The words that kept coming back during the week had been uttered by Hall of Fame quarterback Troy Aikman several years ago and went along the lines of, "If the Bengals don't get to the Super Bowl multiple times with Carson Palmer, something is wrong."
COACHES: Brown also revealed last week that former Vikings head coach Brad Childress wouldn't be joining the Bengals coaching staff. But there were indications that Lewis was still trying to find an offensive coordinator during the week in Mobile. And, no, it didn't appear to be old Browns quarterback Bernie Kosar. The mid-week report that Kosar was being considered for a position with the Bengals puzzled the decision-makers.
The Bengals only make an announcement about their coaches when the staff is finalized and that hasn't happened yet. Lewis says he wants to make major changes on offense but that they aren't made the week of coaching an all-star game. So it was business as usual Saturday night in a game where all the coaches stay on the field and none go up into the press box.
The next few days should yield an announcement. The Bengals aren't the only ones in the division rustling around on offense as the Ravens shuffle their staff. Would that be enough to appease Palmer if there's change? Brown says Palmer didn't make him aware of any specific complaints.
THE OCHO: Ochocinco had a bizarre but quiet week. That's what happens when the franchise QB wants out even if you announce you're changing your name back to Johnson. He hasn't done it legally, and he'll have to pay off Reebok to get the name back on the jersey.
Now The Ocho says he wants to stay, so naturally it looks like he's gone. Lewis' public shots at him point to a divorce, but first the Bengals would probably like to explore a trade. But don't look for one in the upcoming window. They'll want to see what happens in the draft, but without a CBA, they can't trade players for picks.

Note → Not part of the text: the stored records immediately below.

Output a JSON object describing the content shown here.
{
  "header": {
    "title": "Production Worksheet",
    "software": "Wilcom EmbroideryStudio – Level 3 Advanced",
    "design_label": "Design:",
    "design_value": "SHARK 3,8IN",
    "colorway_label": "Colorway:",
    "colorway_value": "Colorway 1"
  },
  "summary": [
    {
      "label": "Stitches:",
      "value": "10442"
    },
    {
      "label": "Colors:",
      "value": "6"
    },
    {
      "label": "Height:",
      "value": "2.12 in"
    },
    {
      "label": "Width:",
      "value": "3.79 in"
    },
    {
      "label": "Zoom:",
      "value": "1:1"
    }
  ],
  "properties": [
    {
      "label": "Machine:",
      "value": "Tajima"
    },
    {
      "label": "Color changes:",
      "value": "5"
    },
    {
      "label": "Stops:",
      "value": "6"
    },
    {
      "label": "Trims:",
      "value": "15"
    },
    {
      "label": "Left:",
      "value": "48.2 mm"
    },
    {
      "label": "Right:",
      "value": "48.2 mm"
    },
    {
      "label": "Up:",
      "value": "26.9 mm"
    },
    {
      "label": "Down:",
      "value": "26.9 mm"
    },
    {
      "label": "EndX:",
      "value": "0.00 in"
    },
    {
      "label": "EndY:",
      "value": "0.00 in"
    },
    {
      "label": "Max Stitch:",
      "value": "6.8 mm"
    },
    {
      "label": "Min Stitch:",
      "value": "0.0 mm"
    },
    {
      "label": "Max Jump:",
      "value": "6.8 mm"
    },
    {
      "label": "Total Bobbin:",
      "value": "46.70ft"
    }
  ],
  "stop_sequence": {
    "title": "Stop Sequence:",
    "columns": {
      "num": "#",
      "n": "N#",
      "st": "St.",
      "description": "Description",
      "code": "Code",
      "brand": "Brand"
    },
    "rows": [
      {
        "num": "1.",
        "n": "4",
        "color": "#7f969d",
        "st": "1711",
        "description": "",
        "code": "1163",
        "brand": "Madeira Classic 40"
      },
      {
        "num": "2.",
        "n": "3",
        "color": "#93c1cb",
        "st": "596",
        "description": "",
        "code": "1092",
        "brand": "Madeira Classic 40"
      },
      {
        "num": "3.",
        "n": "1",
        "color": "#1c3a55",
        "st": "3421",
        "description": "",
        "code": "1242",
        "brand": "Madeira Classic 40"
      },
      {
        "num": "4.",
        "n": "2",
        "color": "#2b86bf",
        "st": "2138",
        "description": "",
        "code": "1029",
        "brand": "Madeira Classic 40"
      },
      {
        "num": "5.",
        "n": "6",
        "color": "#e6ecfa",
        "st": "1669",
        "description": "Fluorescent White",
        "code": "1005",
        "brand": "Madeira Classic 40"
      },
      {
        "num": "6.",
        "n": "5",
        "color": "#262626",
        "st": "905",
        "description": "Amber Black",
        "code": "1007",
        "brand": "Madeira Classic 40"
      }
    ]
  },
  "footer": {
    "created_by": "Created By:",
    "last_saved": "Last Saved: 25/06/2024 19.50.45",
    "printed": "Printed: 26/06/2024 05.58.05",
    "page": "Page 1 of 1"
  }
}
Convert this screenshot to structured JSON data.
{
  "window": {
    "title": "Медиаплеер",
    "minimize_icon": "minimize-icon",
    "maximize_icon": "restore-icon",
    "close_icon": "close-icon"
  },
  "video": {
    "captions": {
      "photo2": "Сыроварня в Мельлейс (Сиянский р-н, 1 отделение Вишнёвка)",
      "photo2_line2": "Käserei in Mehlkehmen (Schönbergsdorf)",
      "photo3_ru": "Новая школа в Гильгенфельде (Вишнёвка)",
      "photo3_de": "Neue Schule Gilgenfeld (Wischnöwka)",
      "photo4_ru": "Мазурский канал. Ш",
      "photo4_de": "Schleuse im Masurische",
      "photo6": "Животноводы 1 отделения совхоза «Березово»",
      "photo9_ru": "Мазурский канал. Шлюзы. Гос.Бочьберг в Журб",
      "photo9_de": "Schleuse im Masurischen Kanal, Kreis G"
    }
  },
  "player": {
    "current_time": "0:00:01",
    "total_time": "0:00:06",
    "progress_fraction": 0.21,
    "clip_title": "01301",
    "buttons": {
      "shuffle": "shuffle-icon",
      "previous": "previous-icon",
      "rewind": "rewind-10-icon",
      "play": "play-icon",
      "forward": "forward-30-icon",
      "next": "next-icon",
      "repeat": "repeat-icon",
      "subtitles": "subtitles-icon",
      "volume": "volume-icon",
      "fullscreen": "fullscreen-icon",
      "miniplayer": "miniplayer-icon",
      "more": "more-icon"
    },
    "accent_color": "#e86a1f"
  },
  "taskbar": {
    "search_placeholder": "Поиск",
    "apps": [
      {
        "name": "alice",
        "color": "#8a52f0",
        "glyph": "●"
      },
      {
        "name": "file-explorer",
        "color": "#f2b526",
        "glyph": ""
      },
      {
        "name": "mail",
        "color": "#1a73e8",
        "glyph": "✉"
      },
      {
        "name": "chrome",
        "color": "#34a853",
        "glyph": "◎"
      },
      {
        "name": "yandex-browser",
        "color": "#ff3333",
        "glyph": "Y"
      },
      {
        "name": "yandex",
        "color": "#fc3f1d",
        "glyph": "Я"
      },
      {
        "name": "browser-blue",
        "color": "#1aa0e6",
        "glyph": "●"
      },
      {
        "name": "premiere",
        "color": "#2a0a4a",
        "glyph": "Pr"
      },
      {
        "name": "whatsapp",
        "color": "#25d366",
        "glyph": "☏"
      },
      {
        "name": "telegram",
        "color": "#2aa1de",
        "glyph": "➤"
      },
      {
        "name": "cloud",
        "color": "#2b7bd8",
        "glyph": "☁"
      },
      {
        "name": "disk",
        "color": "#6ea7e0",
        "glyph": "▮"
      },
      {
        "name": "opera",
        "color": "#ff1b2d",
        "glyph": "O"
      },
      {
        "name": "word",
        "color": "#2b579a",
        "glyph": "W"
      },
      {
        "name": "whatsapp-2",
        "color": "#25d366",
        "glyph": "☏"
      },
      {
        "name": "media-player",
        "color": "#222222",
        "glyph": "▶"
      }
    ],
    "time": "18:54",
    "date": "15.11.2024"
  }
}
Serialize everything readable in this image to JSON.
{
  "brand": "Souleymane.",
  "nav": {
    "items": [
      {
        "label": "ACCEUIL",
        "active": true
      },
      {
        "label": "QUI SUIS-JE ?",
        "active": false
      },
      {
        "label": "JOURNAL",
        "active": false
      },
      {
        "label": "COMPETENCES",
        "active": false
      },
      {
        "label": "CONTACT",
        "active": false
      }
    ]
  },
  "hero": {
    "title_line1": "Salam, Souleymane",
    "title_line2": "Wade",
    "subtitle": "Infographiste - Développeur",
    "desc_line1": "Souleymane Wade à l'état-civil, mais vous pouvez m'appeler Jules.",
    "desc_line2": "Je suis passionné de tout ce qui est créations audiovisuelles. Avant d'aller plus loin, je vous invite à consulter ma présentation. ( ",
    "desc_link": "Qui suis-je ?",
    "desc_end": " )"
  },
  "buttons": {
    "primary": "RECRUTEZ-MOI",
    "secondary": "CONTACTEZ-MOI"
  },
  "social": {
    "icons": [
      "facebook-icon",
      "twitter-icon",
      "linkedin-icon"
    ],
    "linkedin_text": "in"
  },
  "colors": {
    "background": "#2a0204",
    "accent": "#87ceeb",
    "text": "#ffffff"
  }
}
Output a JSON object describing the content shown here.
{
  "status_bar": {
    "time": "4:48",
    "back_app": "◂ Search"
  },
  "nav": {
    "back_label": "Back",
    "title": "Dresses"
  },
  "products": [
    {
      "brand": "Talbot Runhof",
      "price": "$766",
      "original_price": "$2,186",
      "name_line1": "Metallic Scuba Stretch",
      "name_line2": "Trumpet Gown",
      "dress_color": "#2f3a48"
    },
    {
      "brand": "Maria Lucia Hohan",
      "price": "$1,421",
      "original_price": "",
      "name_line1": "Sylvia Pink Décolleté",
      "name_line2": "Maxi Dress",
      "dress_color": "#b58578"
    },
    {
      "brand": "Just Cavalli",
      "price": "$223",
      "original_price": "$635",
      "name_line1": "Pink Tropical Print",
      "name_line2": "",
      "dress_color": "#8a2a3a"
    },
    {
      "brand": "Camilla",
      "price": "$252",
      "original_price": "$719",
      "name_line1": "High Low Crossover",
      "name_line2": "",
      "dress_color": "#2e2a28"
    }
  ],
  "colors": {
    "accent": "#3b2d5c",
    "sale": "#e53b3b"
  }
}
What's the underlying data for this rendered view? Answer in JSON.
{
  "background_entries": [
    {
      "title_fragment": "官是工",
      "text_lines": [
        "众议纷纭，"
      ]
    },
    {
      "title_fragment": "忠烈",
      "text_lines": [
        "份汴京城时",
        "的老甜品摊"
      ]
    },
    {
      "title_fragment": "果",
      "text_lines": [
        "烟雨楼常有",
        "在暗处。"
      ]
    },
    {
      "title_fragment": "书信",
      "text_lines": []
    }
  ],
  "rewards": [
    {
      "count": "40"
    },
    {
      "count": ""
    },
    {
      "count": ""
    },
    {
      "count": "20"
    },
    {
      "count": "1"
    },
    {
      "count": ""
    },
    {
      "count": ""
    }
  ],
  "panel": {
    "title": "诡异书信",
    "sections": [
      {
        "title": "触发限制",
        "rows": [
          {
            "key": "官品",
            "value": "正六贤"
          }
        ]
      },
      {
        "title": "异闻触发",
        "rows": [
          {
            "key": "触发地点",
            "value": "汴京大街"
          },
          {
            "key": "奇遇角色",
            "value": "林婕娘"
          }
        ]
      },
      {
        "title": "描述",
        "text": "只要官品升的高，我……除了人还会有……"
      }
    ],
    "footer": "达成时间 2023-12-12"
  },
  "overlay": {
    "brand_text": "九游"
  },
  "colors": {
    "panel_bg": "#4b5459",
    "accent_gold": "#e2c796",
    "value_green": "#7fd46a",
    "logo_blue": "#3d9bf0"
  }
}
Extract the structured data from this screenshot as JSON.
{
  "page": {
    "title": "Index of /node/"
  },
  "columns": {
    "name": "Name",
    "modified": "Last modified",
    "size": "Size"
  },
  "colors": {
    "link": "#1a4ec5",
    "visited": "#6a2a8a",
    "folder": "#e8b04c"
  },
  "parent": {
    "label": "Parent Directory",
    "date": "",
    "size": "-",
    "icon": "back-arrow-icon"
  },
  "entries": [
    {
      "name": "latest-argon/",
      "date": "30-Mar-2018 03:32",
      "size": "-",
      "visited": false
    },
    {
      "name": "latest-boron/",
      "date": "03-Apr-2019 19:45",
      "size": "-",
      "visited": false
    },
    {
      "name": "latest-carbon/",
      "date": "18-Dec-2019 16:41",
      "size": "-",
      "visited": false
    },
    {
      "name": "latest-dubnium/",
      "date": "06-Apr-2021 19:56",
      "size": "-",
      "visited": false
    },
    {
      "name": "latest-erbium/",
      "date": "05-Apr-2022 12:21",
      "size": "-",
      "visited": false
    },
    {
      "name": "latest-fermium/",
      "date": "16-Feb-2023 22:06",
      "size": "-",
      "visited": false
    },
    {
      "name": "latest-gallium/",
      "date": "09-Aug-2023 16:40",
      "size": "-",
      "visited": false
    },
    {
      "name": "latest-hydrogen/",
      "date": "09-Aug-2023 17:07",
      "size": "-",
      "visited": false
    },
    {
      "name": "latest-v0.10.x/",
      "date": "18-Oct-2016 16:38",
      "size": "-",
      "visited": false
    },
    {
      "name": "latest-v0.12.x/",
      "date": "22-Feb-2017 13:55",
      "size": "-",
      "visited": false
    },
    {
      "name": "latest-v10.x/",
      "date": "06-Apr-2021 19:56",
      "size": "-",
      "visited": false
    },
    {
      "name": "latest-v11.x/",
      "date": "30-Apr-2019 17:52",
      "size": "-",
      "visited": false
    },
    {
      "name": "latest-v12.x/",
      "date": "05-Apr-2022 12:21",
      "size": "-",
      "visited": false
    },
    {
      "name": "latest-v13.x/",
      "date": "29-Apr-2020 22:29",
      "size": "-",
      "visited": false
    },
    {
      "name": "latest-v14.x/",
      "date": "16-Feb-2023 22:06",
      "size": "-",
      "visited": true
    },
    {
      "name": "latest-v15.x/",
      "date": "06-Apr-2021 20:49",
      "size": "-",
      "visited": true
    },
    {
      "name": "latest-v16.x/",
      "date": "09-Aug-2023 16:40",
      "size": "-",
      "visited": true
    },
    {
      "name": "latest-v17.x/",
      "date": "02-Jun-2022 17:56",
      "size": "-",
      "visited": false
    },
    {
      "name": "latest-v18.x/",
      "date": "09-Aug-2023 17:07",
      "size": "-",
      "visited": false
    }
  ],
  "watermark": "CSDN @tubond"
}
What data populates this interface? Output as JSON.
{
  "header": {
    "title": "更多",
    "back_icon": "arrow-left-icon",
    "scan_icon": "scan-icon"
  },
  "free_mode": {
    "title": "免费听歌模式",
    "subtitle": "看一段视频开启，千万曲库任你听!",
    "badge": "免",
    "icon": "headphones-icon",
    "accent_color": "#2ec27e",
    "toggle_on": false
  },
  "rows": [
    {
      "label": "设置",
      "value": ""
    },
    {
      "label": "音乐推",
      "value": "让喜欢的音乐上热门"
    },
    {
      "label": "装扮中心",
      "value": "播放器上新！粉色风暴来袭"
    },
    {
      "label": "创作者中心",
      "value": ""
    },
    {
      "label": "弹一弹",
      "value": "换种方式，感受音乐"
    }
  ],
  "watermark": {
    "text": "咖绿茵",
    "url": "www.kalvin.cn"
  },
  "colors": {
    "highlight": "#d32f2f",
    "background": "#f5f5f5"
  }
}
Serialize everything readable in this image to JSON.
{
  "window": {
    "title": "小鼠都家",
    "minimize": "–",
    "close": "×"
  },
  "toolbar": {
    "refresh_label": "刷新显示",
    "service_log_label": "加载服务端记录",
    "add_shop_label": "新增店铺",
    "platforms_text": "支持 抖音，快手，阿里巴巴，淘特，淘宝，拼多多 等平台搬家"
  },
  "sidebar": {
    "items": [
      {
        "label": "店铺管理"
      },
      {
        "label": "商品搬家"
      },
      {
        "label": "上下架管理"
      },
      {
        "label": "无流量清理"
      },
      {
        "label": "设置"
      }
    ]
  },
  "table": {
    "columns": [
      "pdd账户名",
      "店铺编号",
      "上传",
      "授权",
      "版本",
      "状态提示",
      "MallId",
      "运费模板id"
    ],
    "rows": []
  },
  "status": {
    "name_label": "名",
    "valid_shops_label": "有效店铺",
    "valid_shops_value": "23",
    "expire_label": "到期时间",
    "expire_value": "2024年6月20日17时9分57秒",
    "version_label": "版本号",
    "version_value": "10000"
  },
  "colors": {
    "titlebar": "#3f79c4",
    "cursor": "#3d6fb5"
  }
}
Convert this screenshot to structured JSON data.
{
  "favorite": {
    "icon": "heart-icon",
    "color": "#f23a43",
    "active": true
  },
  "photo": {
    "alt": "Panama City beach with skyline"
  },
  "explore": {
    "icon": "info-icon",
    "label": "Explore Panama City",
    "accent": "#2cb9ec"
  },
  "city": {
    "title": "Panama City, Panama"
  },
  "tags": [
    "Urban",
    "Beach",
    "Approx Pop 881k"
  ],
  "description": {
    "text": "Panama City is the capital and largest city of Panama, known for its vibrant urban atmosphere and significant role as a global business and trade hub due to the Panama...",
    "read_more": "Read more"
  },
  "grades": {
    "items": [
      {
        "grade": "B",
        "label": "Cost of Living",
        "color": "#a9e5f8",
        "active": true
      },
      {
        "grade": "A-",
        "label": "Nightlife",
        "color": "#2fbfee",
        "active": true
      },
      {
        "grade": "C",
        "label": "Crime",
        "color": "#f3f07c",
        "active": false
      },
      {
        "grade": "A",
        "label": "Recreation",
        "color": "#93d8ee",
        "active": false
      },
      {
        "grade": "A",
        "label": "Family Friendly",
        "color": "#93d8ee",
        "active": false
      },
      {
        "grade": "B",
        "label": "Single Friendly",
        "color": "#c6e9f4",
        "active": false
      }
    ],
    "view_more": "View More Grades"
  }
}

(Which is why the draft on the last weekend in April is a date to circle for negotiators.)
In the middle of it all, The Ocho got off the best line. When Lewis said Patriots head coach Bill Belichick was too smart to sign The Ocho, he basically asked, "Then why am I still here?"
Because the Bengals want to make sure all their receivers are healthy and ready before they make the move.
And that could be awhile.